*YOUR OBJECTIVE*:
For every line below, output the text exactly and leave out images.

***

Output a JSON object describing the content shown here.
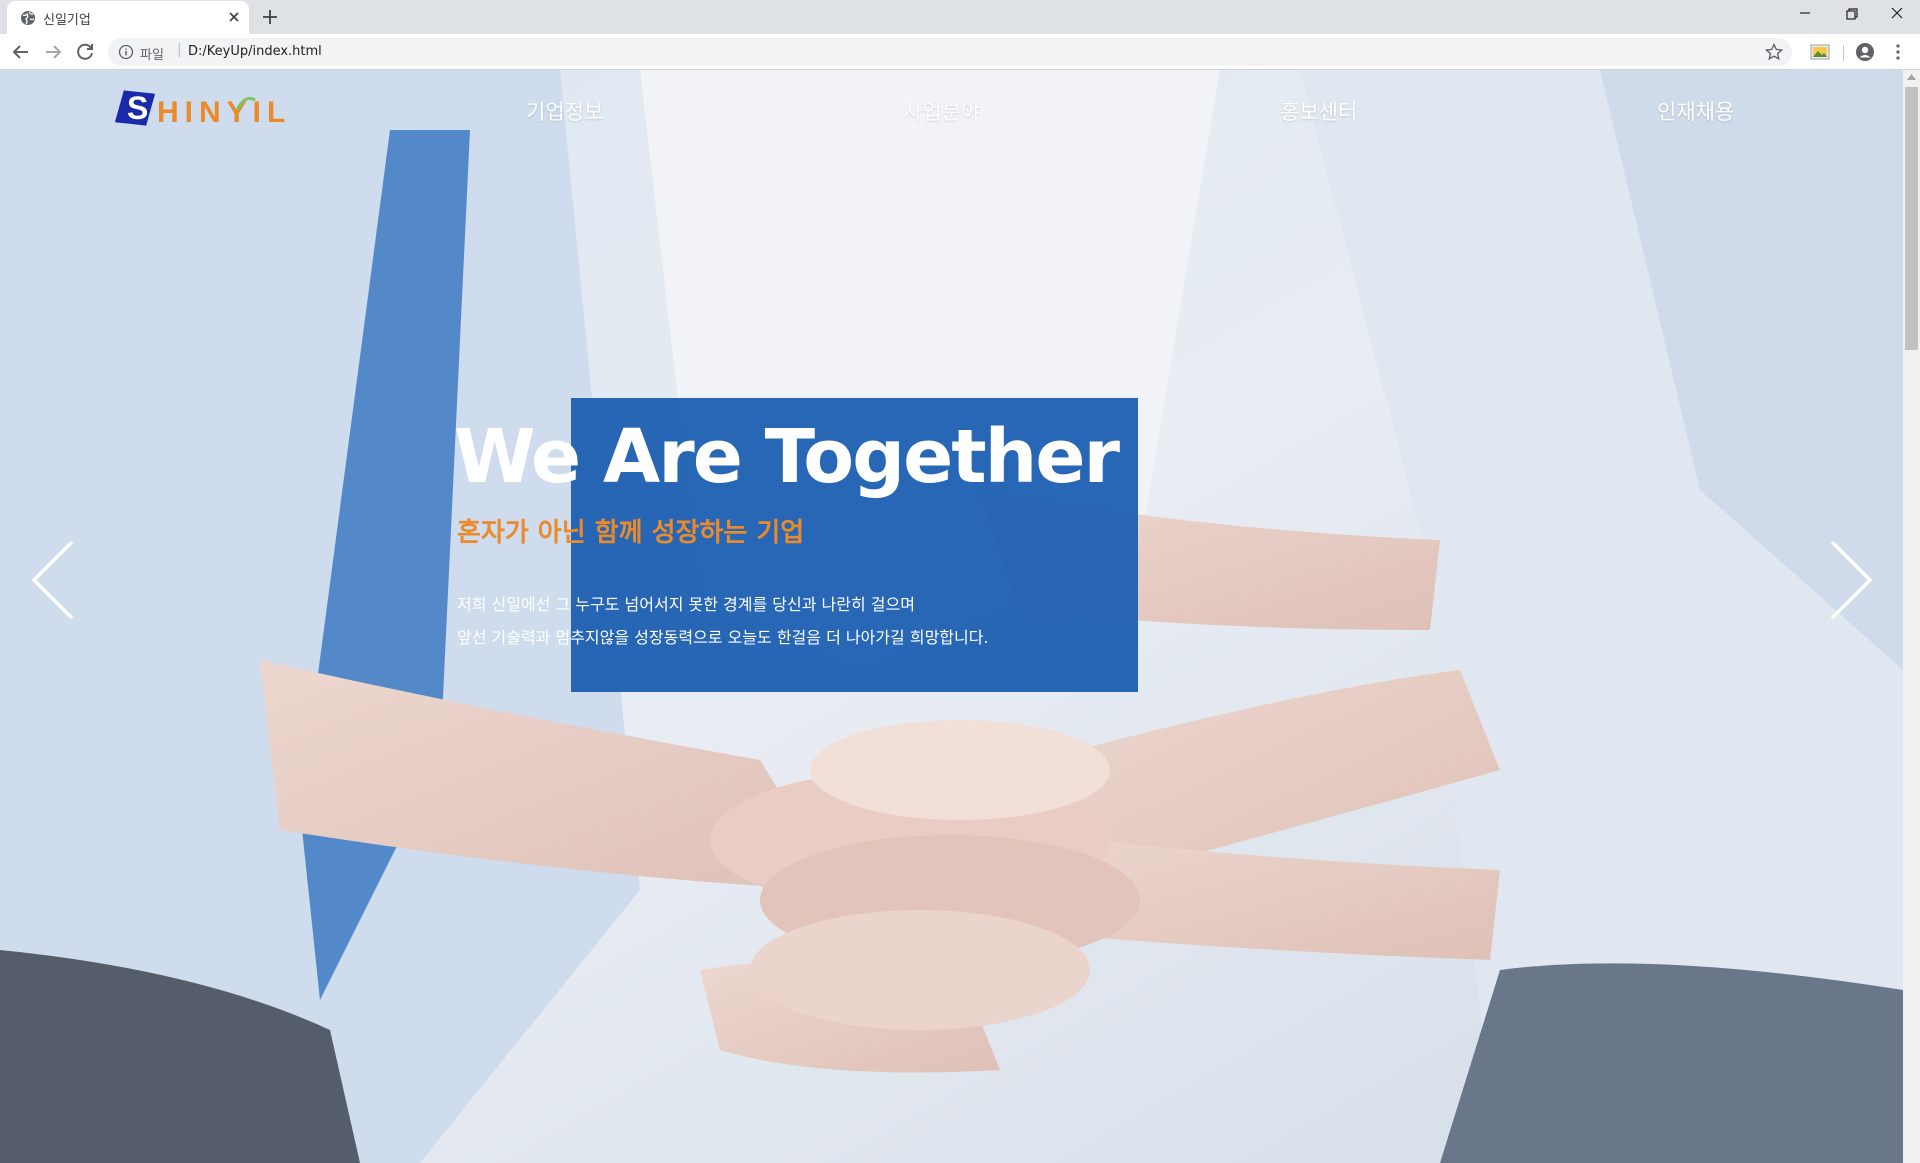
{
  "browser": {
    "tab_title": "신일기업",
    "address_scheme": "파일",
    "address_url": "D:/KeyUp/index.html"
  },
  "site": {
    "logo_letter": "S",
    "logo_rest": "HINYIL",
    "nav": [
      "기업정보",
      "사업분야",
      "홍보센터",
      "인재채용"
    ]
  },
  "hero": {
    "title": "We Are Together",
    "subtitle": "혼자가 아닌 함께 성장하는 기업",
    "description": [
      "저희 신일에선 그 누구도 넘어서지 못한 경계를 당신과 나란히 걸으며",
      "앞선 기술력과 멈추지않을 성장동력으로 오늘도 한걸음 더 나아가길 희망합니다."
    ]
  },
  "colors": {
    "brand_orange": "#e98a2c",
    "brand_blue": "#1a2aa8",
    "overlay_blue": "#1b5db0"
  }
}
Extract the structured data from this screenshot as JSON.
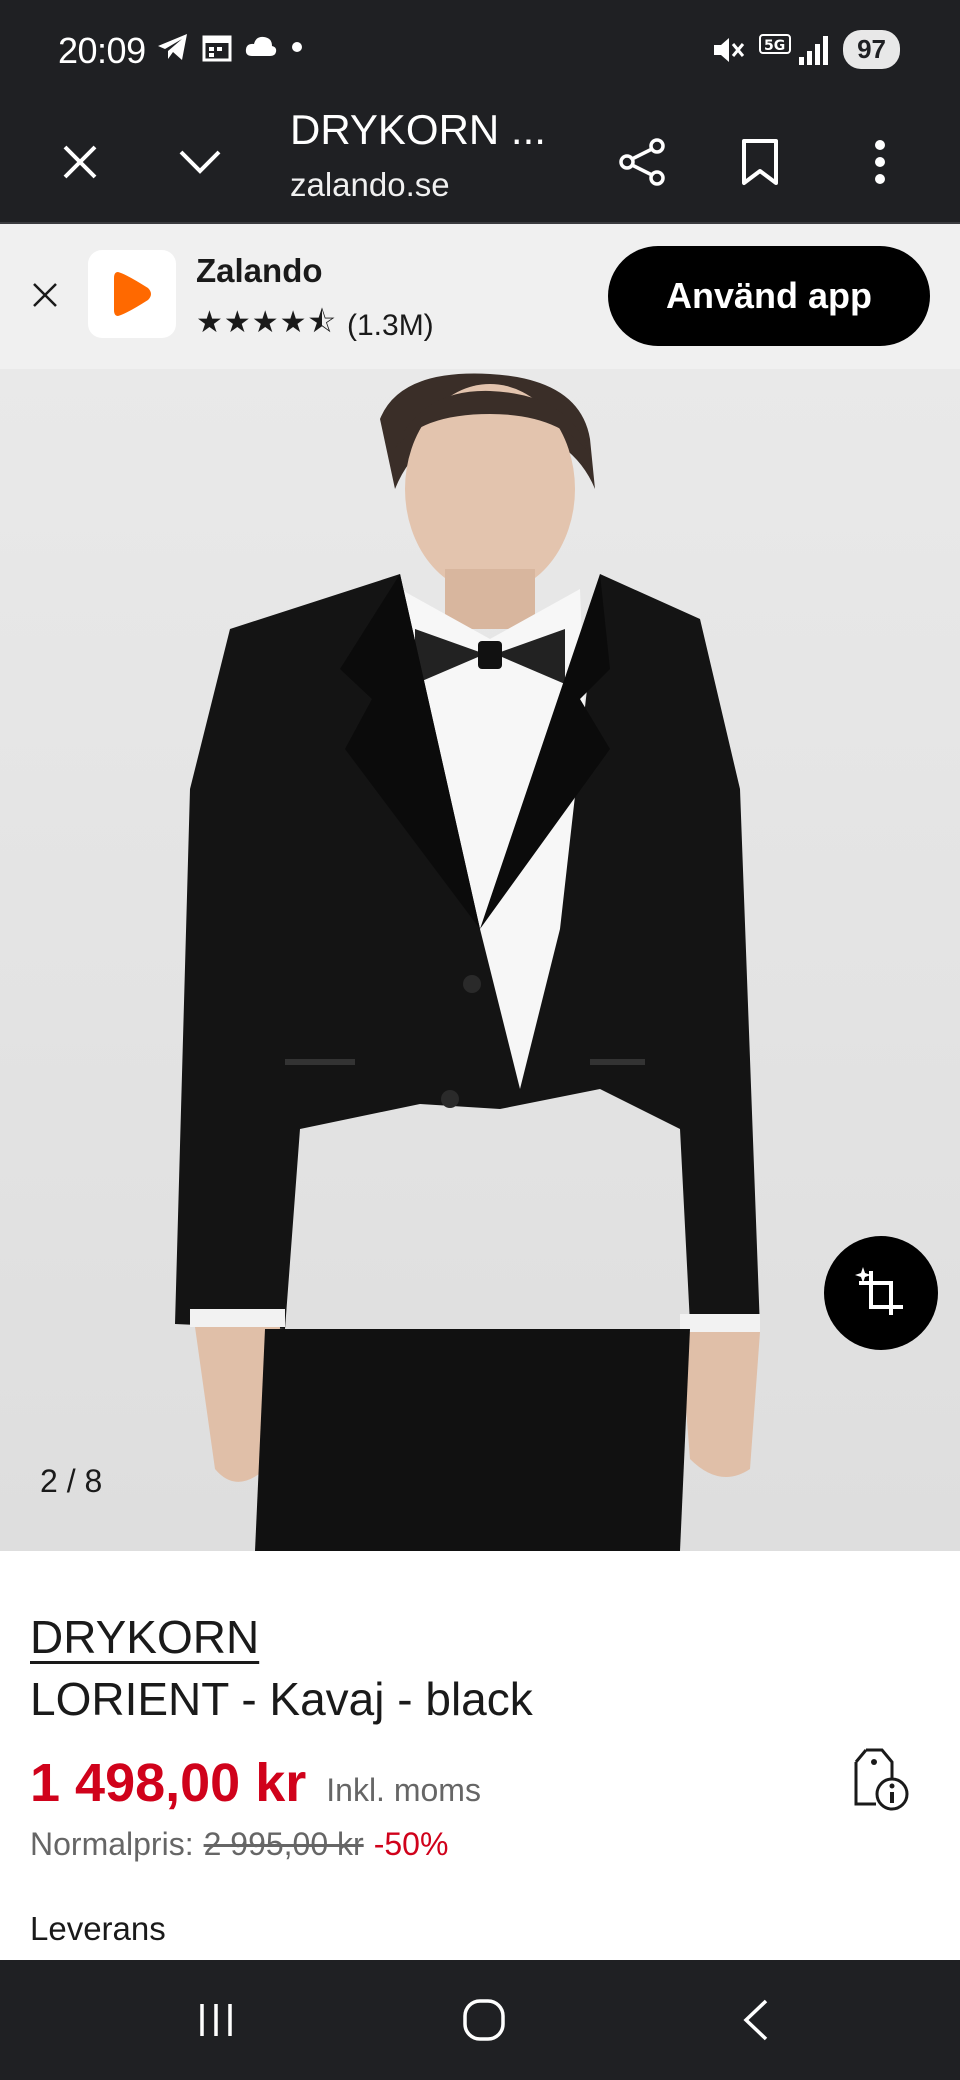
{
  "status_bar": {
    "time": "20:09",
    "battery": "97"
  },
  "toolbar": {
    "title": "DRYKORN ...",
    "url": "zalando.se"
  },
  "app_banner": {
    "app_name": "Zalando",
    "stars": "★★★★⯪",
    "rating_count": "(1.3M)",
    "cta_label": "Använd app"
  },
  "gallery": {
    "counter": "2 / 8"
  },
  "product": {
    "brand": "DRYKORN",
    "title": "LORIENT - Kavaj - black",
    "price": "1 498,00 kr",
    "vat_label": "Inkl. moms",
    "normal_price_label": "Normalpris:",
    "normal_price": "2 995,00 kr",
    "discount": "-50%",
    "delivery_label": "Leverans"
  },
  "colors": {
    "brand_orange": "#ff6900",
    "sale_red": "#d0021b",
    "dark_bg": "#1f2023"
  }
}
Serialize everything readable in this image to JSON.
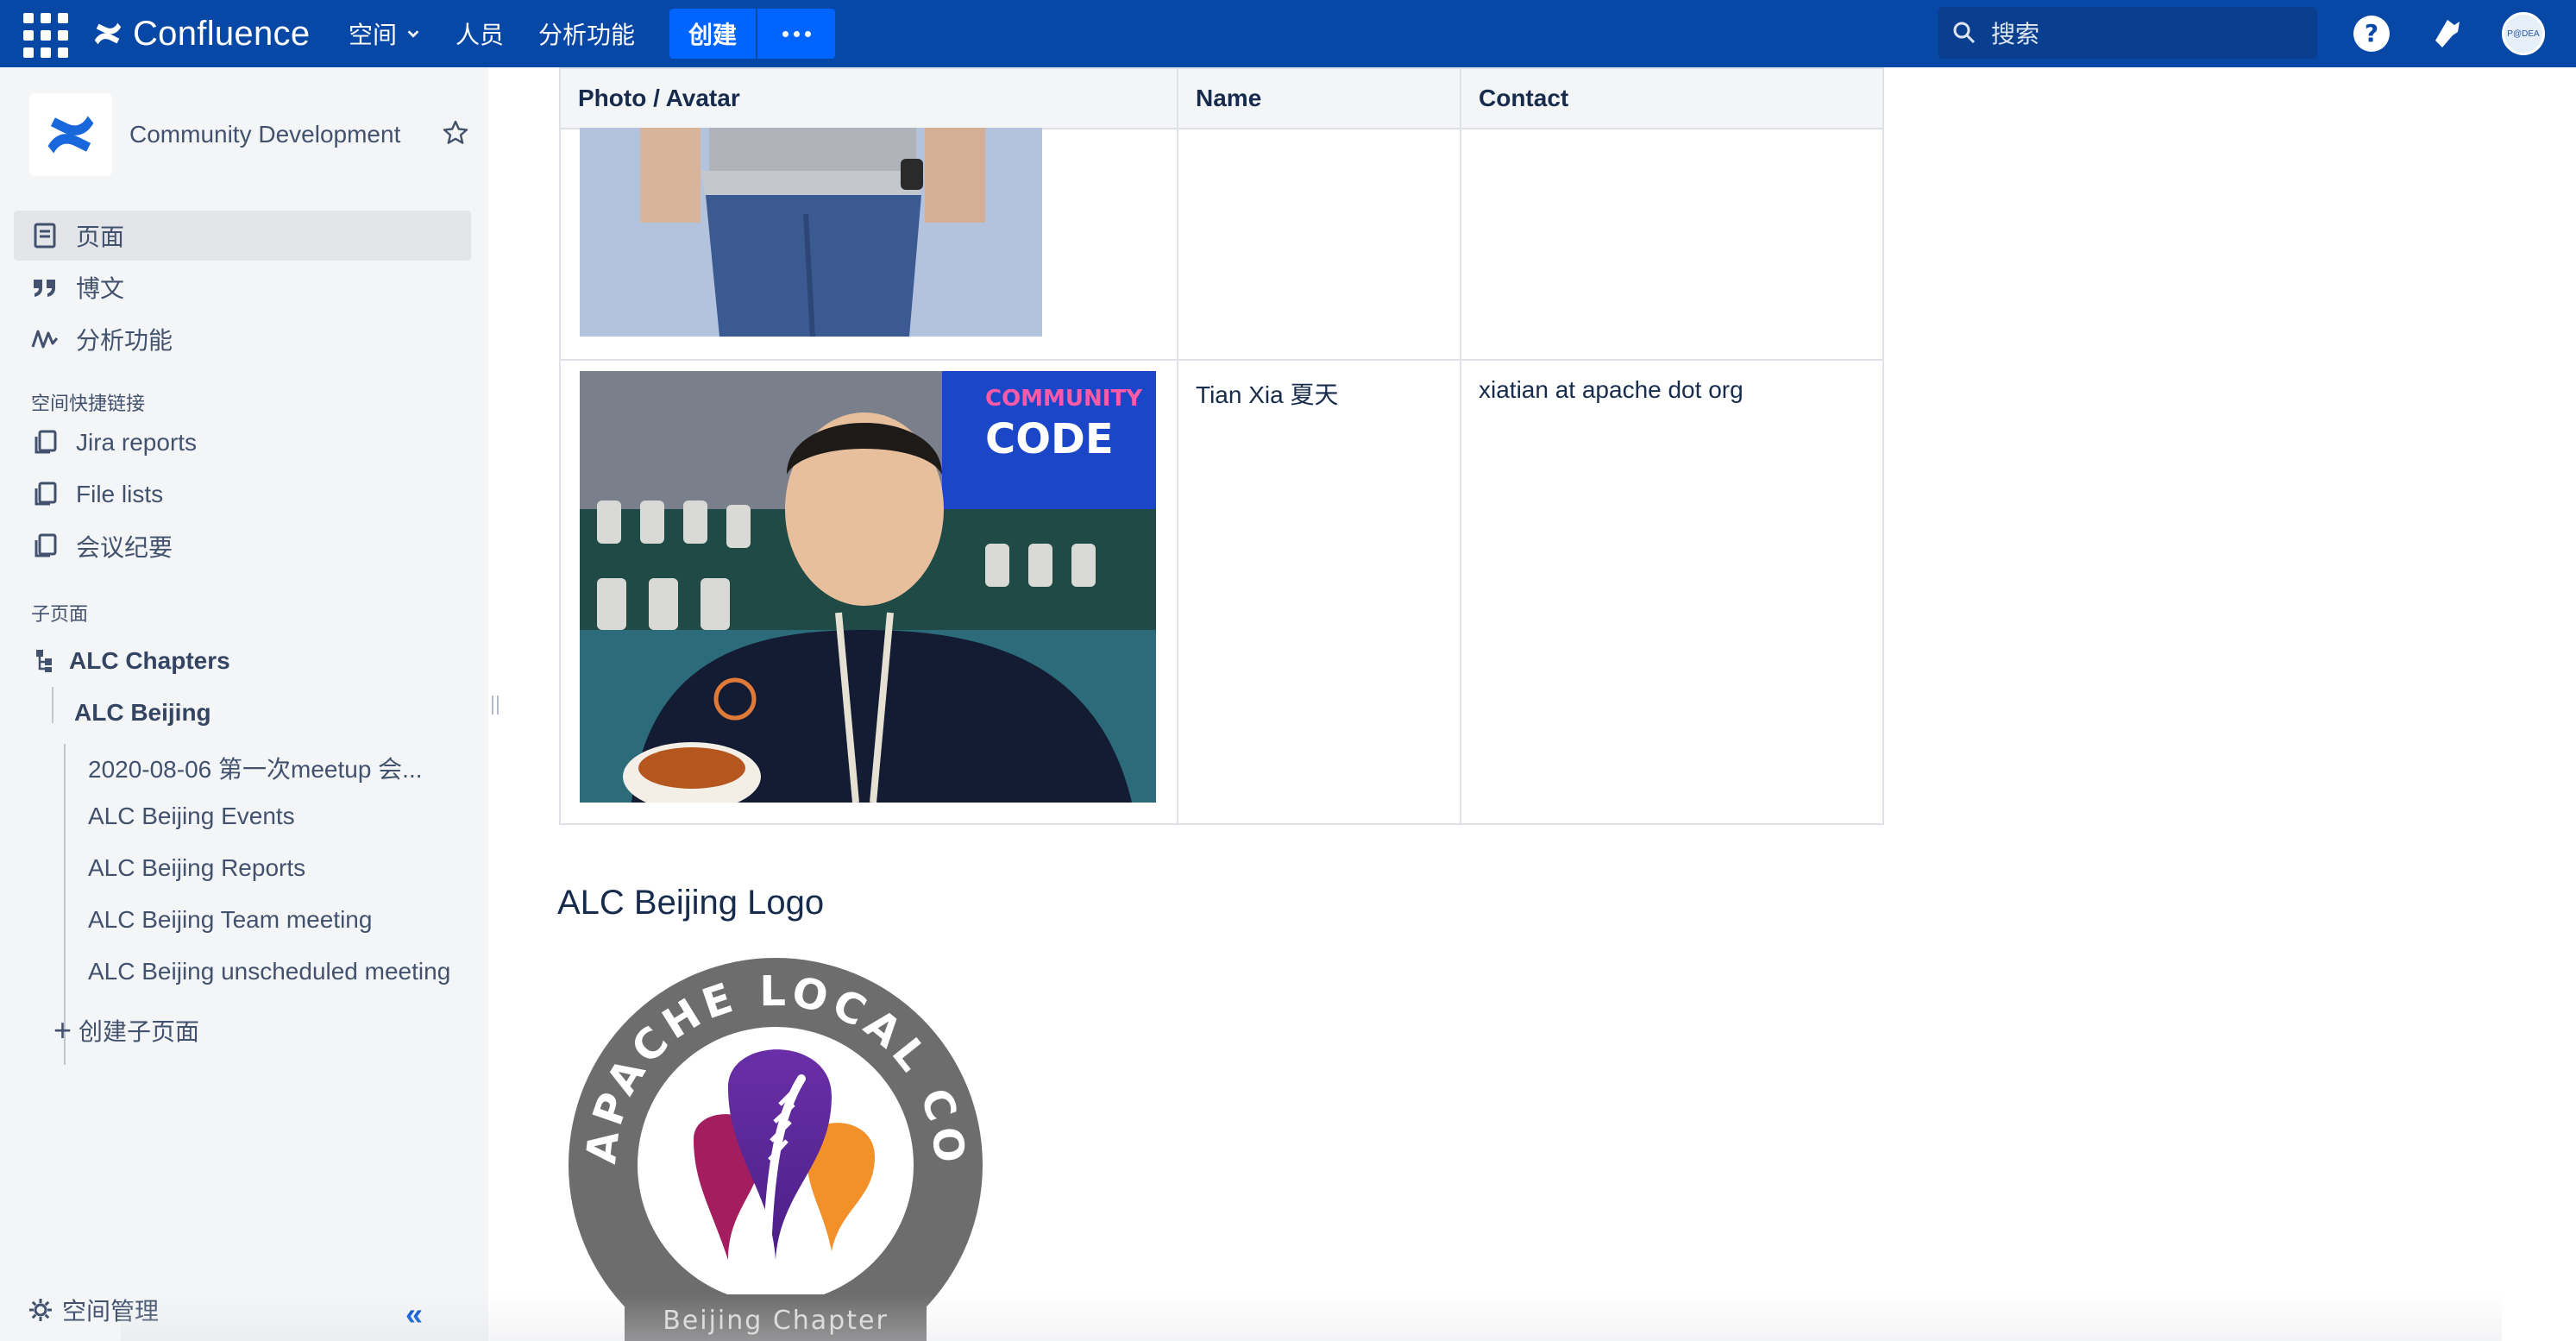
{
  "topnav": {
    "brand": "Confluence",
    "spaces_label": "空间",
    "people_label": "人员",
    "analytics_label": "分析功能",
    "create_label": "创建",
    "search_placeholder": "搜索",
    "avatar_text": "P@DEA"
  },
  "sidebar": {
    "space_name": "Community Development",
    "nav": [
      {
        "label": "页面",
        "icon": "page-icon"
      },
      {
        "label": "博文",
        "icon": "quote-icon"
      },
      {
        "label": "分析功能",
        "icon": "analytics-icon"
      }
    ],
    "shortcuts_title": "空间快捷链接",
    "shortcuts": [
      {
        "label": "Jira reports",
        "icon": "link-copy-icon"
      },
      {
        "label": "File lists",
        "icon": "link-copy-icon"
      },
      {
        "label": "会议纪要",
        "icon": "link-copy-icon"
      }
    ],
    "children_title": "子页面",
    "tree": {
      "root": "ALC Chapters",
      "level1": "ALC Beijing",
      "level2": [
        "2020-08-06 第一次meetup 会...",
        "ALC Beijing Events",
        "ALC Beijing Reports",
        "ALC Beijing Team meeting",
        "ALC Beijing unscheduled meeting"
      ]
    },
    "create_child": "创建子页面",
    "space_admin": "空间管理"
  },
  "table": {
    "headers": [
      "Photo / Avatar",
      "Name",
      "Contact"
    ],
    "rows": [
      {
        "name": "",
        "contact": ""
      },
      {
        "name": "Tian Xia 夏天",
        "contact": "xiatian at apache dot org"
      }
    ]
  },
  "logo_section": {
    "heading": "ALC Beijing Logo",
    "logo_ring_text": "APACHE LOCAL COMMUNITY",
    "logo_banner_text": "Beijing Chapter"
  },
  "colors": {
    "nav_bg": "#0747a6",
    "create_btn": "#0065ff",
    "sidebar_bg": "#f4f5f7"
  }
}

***

*EXERCISE RESPONSE*:
Output a JSON object describing the content shown here.
{
  "browser": {
    "tab_title": "신일기업",
    "address_scheme": "파일",
    "address_url": "D:/KeyUp/index.html"
  },
  "site": {
    "logo_letter": "S",
    "logo_rest": "HINYIL",
    "nav": [
      "기업정보",
      "사업분야",
      "홍보센터",
      "인재채용"
    ]
  },
  "hero": {
    "title": "We Are Together",
    "subtitle": "혼자가 아닌 함께 성장하는 기업",
    "description": [
      "저희 신일에선 그 누구도 넘어서지 못한 경계를 당신과 나란히 걸으며",
      "앞선 기술력과 멈추지않을 성장동력으로 오늘도 한걸음 더 나아가길 희망합니다."
    ]
  },
  "colors": {
    "brand_orange": "#e98a2c",
    "brand_blue": "#1a2aa8",
    "overlay_blue": "#1b5db0"
  }
}
Extract the structured data from this screenshot as JSON.
{
  "status_bar": {
    "time": "20:09",
    "battery": "97"
  },
  "toolbar": {
    "title": "DRYKORN ...",
    "url": "zalando.se"
  },
  "app_banner": {
    "app_name": "Zalando",
    "stars": "★★★★⯪",
    "rating_count": "(1.3M)",
    "cta_label": "Använd app"
  },
  "gallery": {
    "counter": "2 / 8"
  },
  "product": {
    "brand": "DRYKORN",
    "title": "LORIENT - Kavaj - black",
    "price": "1 498,00 kr",
    "vat_label": "Inkl. moms",
    "normal_price_label": "Normalpris:",
    "normal_price": "2 995,00 kr",
    "discount": "-50%",
    "delivery_label": "Leverans"
  },
  "colors": {
    "brand_orange": "#ff6900",
    "sale_red": "#d0021b",
    "dark_bg": "#1f2023"
  }
}
Serialize everything readable in this image to JSON.
{
  "topnav": {
    "brand": "Confluence",
    "spaces_label": "空间",
    "people_label": "人员",
    "analytics_label": "分析功能",
    "create_label": "创建",
    "search_placeholder": "搜索",
    "avatar_text": "P@DEA"
  },
  "sidebar": {
    "space_name": "Community Development",
    "nav": [
      {
        "label": "页面",
        "icon": "page-icon"
      },
      {
        "label": "博文",
        "icon": "quote-icon"
      },
      {
        "label": "分析功能",
        "icon": "analytics-icon"
      }
    ],
    "shortcuts_title": "空间快捷链接",
    "shortcuts": [
      {
        "label": "Jira reports",
        "icon": "link-copy-icon"
      },
      {
        "label": "File lists",
        "icon": "link-copy-icon"
      },
      {
        "label": "会议纪要",
        "icon": "link-copy-icon"
      }
    ],
    "children_title": "子页面",
    "tree": {
      "root": "ALC Chapters",
      "level1": "ALC Beijing",
      "level2": [
        "2020-08-06 第一次meetup 会...",
        "ALC Beijing Events",
        "ALC Beijing Reports",
        "ALC Beijing Team meeting",
        "ALC Beijing unscheduled meeting"
      ]
    },
    "create_child": "创建子页面",
    "space_admin": "空间管理"
  },
  "table": {
    "headers": [
      "Photo / Avatar",
      "Name",
      "Contact"
    ],
    "rows": [
      {
        "name": "",
        "contact": ""
      },
      {
        "name": "Tian Xia 夏天",
        "contact": "xiatian at apache dot org"
      }
    ]
  },
  "logo_section": {
    "heading": "ALC Beijing Logo",
    "logo_ring_text": "APACHE LOCAL COMMUNITY",
    "logo_banner_text": "Beijing Chapter"
  },
  "colors": {
    "nav_bg": "#0747a6",
    "create_btn": "#0065ff",
    "sidebar_bg": "#f4f5f7"
  }
}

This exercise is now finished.